## WHAT YOU WILL DO
Read the listing below and copy out each line where the word "data" occurs.

## RECORDS FOR THIS EXERCISE
-=-=-

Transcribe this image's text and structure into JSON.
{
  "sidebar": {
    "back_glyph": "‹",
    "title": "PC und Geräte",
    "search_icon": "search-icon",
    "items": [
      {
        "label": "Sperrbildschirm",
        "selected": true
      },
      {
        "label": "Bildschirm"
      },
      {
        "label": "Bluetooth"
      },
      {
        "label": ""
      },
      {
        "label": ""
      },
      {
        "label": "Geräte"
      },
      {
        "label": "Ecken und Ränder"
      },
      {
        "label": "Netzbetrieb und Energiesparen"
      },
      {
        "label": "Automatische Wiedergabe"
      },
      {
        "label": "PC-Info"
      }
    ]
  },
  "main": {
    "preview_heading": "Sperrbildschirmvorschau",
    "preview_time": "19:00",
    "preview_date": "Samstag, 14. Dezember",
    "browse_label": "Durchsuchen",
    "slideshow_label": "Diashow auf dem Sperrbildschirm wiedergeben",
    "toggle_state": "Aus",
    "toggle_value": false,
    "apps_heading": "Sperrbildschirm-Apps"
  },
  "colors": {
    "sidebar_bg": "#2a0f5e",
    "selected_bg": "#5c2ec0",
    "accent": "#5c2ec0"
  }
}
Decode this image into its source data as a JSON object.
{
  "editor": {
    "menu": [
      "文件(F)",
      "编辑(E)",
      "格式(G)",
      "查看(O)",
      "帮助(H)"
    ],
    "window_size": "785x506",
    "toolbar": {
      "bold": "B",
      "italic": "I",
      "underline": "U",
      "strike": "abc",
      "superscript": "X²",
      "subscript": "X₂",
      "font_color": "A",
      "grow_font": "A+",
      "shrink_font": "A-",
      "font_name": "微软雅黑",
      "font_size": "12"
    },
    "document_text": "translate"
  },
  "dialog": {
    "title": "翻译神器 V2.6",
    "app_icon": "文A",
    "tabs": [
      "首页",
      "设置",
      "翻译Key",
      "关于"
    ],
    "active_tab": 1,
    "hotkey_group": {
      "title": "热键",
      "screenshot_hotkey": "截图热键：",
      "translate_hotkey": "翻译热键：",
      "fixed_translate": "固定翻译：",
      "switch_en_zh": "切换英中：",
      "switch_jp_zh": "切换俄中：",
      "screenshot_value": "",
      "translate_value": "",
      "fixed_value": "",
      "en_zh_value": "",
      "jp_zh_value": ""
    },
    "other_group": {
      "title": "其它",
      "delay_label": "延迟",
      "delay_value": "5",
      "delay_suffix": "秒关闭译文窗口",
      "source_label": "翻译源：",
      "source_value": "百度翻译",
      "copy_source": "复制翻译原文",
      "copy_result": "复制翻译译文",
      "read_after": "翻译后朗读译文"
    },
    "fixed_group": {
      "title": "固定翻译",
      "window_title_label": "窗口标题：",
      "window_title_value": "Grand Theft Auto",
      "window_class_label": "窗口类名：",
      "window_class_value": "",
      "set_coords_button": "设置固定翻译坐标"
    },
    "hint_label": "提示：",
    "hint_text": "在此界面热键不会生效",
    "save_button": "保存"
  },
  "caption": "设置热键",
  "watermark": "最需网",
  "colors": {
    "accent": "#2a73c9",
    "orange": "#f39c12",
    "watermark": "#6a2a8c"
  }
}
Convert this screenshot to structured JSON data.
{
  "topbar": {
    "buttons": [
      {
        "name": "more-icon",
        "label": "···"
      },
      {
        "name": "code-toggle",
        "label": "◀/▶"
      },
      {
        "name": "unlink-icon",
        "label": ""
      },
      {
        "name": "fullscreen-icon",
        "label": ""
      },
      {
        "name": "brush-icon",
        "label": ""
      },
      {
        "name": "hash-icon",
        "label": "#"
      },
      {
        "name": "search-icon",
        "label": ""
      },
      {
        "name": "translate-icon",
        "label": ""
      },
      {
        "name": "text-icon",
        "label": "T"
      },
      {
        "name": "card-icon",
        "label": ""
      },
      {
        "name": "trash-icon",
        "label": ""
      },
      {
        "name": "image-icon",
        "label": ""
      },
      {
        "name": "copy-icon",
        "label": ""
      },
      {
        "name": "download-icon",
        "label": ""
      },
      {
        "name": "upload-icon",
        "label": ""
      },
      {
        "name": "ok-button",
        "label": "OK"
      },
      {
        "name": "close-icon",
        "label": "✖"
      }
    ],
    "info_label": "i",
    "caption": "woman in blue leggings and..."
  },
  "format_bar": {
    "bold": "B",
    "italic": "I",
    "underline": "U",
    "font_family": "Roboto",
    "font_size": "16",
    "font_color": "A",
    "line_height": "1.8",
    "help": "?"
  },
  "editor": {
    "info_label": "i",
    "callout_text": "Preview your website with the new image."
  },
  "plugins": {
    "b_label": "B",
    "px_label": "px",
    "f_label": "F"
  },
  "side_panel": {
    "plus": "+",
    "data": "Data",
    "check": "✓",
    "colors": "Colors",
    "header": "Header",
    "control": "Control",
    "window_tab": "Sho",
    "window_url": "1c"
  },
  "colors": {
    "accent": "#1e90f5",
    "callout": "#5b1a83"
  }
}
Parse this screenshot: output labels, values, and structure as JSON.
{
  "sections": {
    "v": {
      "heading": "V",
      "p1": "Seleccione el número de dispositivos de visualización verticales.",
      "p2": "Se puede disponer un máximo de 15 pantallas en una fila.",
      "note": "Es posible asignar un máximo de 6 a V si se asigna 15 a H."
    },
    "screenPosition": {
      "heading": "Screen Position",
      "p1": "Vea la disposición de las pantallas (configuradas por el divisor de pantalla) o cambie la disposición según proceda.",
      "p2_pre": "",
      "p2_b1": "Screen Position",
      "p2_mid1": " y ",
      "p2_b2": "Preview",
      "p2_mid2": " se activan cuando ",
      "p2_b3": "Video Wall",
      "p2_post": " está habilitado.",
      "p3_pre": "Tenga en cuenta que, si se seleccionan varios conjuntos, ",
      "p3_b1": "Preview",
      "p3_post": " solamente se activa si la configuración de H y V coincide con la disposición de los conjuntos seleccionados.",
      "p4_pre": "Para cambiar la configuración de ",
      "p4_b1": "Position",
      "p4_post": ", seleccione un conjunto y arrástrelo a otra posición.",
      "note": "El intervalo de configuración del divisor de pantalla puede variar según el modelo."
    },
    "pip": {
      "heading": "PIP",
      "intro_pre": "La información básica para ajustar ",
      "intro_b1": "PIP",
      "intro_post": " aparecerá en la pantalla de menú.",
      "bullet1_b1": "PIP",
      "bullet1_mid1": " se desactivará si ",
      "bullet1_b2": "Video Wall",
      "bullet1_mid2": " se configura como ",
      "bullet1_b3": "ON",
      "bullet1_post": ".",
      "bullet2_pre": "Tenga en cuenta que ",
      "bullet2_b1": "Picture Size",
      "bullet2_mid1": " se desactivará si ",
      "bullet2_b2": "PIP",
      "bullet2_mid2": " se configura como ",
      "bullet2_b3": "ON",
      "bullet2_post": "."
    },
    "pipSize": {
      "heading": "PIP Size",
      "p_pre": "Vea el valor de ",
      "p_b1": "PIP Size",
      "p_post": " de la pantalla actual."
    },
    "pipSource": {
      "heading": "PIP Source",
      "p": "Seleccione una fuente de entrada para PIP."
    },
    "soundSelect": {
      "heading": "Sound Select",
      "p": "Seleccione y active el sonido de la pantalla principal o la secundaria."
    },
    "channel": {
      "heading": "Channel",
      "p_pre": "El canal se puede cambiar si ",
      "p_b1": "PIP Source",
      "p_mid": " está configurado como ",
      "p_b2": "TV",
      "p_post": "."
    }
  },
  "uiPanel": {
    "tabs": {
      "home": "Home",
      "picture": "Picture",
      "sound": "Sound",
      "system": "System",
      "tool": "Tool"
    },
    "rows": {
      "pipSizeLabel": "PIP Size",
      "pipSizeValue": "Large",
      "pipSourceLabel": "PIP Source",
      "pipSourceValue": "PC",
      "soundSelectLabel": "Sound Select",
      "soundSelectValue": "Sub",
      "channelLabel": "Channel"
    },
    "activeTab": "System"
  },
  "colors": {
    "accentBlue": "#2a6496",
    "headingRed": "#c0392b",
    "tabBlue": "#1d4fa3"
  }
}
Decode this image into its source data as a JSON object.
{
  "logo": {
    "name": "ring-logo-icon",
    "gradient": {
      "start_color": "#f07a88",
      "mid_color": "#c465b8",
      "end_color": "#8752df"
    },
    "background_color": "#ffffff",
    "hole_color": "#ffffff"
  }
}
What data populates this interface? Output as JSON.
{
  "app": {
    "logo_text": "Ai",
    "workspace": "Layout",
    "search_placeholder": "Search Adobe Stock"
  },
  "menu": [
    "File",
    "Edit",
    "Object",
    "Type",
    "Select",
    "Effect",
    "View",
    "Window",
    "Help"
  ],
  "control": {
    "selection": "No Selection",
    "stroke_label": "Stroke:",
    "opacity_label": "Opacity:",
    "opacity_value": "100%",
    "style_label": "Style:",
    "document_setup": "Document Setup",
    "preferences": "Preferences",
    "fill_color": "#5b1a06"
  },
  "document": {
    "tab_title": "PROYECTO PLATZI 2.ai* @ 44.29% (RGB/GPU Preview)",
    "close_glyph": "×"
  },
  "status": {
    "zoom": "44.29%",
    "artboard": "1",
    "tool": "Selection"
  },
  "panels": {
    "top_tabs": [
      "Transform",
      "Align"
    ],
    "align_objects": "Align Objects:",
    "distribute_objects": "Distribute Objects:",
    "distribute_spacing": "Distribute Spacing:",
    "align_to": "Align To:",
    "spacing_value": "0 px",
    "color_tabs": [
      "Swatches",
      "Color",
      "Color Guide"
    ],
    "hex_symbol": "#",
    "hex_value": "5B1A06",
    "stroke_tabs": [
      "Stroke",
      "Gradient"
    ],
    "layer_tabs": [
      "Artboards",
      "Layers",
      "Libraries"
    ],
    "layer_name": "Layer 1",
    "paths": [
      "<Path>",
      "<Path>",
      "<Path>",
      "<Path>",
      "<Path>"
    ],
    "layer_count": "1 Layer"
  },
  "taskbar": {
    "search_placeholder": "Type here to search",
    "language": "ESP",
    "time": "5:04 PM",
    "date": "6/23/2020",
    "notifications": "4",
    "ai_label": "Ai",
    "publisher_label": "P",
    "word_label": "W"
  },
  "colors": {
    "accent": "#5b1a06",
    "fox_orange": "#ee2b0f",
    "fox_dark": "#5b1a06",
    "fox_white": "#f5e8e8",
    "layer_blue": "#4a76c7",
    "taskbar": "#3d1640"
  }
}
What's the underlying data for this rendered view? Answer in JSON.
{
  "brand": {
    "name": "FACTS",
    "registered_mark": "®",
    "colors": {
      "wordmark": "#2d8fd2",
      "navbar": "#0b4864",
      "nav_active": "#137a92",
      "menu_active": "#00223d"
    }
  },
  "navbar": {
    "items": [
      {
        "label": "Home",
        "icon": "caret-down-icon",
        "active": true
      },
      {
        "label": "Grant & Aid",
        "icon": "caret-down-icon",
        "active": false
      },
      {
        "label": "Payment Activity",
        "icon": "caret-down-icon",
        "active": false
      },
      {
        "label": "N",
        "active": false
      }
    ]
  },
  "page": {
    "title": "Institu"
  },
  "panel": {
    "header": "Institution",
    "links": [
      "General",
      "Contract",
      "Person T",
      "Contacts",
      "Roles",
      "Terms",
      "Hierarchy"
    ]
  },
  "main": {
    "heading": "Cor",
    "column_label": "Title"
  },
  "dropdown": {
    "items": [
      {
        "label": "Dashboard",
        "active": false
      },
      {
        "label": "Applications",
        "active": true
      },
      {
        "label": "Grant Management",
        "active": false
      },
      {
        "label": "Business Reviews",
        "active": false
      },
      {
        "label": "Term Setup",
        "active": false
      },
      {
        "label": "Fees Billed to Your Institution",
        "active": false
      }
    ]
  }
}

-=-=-

## RESULT FOR THIS EXERCISE
Decode this image into its source data as a JSON object.
Convert this screenshot to structured JSON data.
    "data": "Data",
Decode this image into its source data as a JSON object.
What data populates this interface? Output as JSON.
What's the underlying data for this rendered view? Answer in JSON.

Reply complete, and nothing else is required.